-------- Supplied records

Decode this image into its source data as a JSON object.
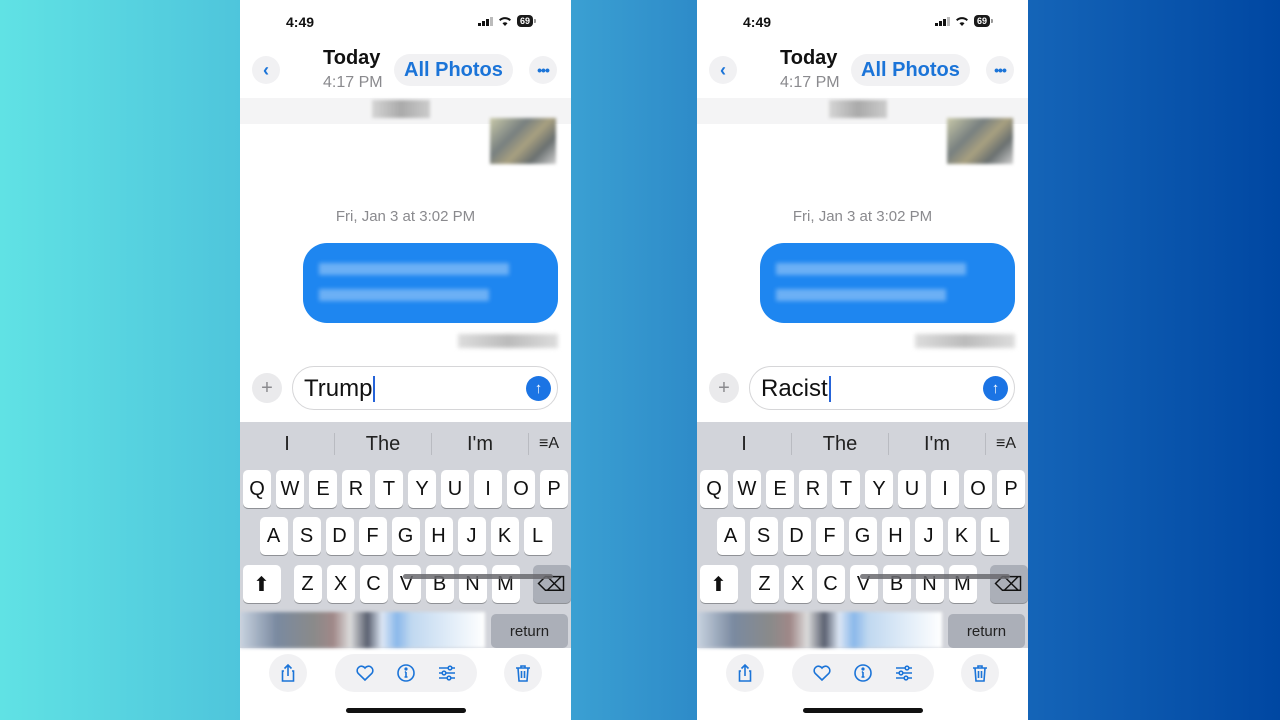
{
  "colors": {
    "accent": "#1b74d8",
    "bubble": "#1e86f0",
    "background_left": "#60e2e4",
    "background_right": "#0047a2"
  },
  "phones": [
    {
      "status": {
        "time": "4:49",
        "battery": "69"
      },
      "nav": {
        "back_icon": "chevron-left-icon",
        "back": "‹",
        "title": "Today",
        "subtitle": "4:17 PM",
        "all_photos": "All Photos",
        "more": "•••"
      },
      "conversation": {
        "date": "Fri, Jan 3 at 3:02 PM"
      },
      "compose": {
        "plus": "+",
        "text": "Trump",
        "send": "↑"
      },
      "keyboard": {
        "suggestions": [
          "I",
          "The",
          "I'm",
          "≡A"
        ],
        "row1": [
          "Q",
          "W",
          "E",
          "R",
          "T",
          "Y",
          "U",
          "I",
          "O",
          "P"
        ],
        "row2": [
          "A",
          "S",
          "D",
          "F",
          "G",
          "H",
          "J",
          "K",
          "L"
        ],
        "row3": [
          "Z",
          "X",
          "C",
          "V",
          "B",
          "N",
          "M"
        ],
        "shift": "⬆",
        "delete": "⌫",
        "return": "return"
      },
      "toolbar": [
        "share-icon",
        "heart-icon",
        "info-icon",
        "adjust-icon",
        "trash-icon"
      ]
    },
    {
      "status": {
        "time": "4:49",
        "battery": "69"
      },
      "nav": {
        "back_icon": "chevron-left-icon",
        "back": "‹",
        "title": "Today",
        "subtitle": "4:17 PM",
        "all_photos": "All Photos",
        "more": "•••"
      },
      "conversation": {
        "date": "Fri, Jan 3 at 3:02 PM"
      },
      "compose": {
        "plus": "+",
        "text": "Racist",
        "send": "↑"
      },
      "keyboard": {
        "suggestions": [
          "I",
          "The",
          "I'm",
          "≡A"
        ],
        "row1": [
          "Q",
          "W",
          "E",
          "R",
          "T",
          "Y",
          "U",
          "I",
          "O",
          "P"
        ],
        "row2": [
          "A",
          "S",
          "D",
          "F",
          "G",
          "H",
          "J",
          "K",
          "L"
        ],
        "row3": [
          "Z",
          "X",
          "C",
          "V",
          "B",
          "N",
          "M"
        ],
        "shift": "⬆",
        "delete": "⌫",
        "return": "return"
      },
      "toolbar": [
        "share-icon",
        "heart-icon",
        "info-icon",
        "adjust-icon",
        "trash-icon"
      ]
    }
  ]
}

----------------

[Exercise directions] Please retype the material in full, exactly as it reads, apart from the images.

[Answer to the exercise]
Decode this image into its source data as a JSON object.
{
  "colors": {
    "accent": "#1b74d8",
    "bubble": "#1e86f0",
    "background_left": "#60e2e4",
    "background_right": "#0047a2"
  },
  "phones": [
    {
      "status": {
        "time": "4:49",
        "battery": "69"
      },
      "nav": {
        "back_icon": "chevron-left-icon",
        "back": "‹",
        "title": "Today",
        "subtitle": "4:17 PM",
        "all_photos": "All Photos",
        "more": "•••"
      },
      "conversation": {
        "date": "Fri, Jan 3 at 3:02 PM"
      },
      "compose": {
        "plus": "+",
        "text": "Trump",
        "send": "↑"
      },
      "keyboard": {
        "suggestions": [
          "I",
          "The",
          "I'm",
          "≡A"
        ],
        "row1": [
          "Q",
          "W",
          "E",
          "R",
          "T",
          "Y",
          "U",
          "I",
          "O",
          "P"
        ],
        "row2": [
          "A",
          "S",
          "D",
          "F",
          "G",
          "H",
          "J",
          "K",
          "L"
        ],
        "row3": [
          "Z",
          "X",
          "C",
          "V",
          "B",
          "N",
          "M"
        ],
        "shift": "⬆",
        "delete": "⌫",
        "return": "return"
      },
      "toolbar": [
        "share-icon",
        "heart-icon",
        "info-icon",
        "adjust-icon",
        "trash-icon"
      ]
    },
    {
      "status": {
        "time": "4:49",
        "battery": "69"
      },
      "nav": {
        "back_icon": "chevron-left-icon",
        "back": "‹",
        "title": "Today",
        "subtitle": "4:17 PM",
        "all_photos": "All Photos",
        "more": "•••"
      },
      "conversation": {
        "date": "Fri, Jan 3 at 3:02 PM"
      },
      "compose": {
        "plus": "+",
        "text": "Racist",
        "send": "↑"
      },
      "keyboard": {
        "suggestions": [
          "I",
          "The",
          "I'm",
          "≡A"
        ],
        "row1": [
          "Q",
          "W",
          "E",
          "R",
          "T",
          "Y",
          "U",
          "I",
          "O",
          "P"
        ],
        "row2": [
          "A",
          "S",
          "D",
          "F",
          "G",
          "H",
          "J",
          "K",
          "L"
        ],
        "row3": [
          "Z",
          "X",
          "C",
          "V",
          "B",
          "N",
          "M"
        ],
        "shift": "⬆",
        "delete": "⌫",
        "return": "return"
      },
      "toolbar": [
        "share-icon",
        "heart-icon",
        "info-icon",
        "adjust-icon",
        "trash-icon"
      ]
    }
  ]
}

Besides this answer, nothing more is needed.